Act 2 – White to play and mate in four moves Sam Loyd (1859)

1.hxg3 (1…Be1 2.Rg4 Bxg3 3.Rxg3 Kh4 4.Rh3#)  Bc5 2.Rg4 Be7 3.Rh4+ Bxh4 4.g4#

Soon after, another ottoman bullet made its way through and accounted for the white pawn on h2. The minister, whose enthusiasm for the royal game was visibly dampened by all the flying bullets, tried to talk the king into abandoning the game. However,  as you can probably guess, the king was now engrossed in this new position. “Thankfully, I still have a checkmate in five”, he claimed.

Act 3 – White to play and mate in five moves Sam Loyd (1859)

This one is perhaps the trickiest of the lot. White must find the idea of repositioning the rook with the Rb7-b1-h1 maneuver.

1.Rb7 Be3 2.Rb1 Bg5 3.Rh1+ Bh4 4.Rh2 gxh2 5.g4# 

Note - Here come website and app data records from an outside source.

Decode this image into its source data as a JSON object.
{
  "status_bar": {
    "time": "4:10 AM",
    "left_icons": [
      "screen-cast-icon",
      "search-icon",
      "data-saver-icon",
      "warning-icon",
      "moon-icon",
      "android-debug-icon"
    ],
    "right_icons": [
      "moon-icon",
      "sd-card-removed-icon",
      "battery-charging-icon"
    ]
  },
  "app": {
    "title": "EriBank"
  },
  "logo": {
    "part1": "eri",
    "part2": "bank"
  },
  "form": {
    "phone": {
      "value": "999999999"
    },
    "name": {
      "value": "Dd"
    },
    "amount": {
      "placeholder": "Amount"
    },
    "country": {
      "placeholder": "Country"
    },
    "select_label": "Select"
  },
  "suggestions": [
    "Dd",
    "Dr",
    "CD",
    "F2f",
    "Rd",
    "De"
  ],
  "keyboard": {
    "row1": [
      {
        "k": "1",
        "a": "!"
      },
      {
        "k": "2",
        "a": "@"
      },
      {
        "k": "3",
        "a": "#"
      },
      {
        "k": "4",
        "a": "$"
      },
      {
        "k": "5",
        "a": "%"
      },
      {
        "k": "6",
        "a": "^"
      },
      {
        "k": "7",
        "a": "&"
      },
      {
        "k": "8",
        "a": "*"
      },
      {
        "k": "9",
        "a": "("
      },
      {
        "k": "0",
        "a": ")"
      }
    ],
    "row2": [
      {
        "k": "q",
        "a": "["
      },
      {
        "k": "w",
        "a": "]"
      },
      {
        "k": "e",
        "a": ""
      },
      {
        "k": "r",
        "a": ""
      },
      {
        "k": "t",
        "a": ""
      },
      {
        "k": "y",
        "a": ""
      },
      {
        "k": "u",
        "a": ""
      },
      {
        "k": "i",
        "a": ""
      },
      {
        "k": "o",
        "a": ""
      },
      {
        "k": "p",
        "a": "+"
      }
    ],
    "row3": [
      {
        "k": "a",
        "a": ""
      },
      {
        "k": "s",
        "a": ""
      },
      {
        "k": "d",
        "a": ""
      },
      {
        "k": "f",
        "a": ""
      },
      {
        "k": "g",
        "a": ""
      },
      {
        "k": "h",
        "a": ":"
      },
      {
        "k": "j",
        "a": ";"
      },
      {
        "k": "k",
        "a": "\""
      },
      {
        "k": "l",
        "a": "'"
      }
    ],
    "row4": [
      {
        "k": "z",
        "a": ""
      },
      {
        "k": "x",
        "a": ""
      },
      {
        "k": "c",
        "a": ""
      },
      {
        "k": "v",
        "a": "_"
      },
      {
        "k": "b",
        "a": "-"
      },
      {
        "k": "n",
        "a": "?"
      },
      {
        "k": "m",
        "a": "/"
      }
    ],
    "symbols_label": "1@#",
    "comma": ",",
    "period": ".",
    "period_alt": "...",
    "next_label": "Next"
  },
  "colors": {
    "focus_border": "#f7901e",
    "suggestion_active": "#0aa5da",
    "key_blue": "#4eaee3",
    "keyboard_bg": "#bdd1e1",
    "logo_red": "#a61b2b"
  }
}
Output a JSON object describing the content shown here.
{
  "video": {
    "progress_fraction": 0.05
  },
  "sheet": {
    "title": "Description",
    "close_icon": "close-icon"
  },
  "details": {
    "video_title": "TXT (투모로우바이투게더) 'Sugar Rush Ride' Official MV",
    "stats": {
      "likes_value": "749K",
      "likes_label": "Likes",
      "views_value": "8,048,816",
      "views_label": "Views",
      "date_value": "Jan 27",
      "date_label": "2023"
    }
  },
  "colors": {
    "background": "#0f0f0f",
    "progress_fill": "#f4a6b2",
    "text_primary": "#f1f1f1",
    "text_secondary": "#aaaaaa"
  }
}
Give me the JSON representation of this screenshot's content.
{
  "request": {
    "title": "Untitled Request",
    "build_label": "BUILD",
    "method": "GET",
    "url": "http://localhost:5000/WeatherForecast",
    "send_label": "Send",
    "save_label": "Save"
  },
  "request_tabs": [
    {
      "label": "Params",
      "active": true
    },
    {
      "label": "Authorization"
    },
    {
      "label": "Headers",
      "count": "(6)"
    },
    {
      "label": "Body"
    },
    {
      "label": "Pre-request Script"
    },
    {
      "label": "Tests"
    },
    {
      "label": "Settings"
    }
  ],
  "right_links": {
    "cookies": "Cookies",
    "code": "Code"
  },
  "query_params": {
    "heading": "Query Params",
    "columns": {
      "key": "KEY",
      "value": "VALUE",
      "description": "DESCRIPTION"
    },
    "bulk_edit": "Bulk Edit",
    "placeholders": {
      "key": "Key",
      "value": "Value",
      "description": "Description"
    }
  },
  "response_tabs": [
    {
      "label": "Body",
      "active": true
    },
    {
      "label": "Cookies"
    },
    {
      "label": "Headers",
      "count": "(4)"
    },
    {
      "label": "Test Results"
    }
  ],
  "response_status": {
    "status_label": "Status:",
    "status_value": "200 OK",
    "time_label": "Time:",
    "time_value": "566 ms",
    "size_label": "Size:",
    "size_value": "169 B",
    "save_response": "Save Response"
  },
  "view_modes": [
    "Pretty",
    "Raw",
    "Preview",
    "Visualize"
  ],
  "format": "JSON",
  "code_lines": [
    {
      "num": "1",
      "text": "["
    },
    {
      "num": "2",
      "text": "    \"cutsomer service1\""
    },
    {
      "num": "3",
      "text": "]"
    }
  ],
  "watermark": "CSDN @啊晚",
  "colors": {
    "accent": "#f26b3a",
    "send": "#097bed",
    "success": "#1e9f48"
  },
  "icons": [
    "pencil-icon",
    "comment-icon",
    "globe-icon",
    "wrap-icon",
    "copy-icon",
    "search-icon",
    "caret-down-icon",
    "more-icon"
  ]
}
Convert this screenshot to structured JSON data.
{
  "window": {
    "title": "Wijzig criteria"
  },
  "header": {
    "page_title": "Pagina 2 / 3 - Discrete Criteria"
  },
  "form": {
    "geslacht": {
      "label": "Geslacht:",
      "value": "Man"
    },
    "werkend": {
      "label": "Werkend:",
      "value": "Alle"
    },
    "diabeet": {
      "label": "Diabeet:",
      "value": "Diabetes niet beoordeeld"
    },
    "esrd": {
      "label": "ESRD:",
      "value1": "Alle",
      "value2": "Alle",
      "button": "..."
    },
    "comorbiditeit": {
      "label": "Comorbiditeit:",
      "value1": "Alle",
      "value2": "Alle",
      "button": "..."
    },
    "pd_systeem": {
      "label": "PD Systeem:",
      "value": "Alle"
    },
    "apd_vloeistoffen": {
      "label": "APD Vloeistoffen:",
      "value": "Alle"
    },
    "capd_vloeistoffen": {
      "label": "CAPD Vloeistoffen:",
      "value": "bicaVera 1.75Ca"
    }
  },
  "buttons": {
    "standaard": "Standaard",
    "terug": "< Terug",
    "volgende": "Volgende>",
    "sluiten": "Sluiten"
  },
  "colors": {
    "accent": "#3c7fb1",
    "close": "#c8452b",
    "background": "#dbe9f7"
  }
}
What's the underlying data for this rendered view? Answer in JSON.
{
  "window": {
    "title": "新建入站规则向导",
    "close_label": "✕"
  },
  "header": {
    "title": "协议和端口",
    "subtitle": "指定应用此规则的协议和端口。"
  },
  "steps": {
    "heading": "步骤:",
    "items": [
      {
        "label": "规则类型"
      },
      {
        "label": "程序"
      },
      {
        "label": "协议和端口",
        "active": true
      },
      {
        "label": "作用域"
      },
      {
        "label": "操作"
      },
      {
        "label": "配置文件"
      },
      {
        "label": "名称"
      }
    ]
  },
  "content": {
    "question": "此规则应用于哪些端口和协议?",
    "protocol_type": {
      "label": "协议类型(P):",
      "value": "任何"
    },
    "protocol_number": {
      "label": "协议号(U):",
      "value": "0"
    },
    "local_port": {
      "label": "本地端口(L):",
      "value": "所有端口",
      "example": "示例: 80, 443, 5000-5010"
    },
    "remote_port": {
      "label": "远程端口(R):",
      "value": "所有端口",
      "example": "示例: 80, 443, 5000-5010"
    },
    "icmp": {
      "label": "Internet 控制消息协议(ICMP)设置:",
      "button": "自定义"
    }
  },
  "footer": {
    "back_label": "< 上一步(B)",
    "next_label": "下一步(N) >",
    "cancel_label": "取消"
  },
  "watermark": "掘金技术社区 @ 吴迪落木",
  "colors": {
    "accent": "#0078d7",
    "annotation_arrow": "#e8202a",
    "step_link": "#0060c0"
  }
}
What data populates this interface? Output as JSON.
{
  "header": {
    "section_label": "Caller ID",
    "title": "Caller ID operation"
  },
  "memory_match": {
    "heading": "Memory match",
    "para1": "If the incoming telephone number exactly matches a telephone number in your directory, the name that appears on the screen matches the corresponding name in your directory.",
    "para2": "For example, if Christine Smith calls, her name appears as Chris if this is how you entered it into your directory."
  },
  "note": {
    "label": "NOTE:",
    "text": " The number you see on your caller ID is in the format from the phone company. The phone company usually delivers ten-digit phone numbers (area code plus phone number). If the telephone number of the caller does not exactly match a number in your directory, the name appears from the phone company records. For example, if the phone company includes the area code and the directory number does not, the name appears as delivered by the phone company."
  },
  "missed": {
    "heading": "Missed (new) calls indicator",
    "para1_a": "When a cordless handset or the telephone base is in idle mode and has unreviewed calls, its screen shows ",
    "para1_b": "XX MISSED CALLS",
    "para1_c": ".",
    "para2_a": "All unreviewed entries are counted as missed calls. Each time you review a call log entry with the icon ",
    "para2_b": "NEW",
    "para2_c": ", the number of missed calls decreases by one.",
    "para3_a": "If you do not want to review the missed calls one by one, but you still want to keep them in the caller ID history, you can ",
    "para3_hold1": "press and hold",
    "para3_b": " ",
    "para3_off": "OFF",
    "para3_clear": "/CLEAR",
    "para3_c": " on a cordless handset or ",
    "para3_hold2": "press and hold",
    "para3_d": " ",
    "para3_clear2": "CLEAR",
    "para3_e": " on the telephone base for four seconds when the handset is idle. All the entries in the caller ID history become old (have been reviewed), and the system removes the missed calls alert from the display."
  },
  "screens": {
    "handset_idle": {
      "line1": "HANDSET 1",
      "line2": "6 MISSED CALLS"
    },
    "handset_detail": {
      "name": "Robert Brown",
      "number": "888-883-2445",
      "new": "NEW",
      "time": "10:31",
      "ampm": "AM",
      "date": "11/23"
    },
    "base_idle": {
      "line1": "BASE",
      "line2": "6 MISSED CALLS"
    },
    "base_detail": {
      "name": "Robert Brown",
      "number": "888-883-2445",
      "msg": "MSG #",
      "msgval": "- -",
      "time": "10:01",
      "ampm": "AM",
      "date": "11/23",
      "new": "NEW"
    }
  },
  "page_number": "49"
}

Predictably, just as Charles XII was about to pick up his rook, the rook suffered the same gruesome fate as his compatriots. Meanwhile, who finally succeeded in finding an extra knight and a pawn among the captured pieces, placed them on e1 and h2 respectively.

“I still have a mate in six”, said the delighted king.

Sequel – White to play and mate in six moves Friedrich Amelung (1900)

1.Nf3 Be1 (1… gxh2 2.g4#) 2.Nxe1 Kh4 (2…gxh2 3.Nf3 h1=Q 4.g4#) 3.h3 Kh5 4.Nd3 Kh4 5.Nf4 h5 6.Ng6#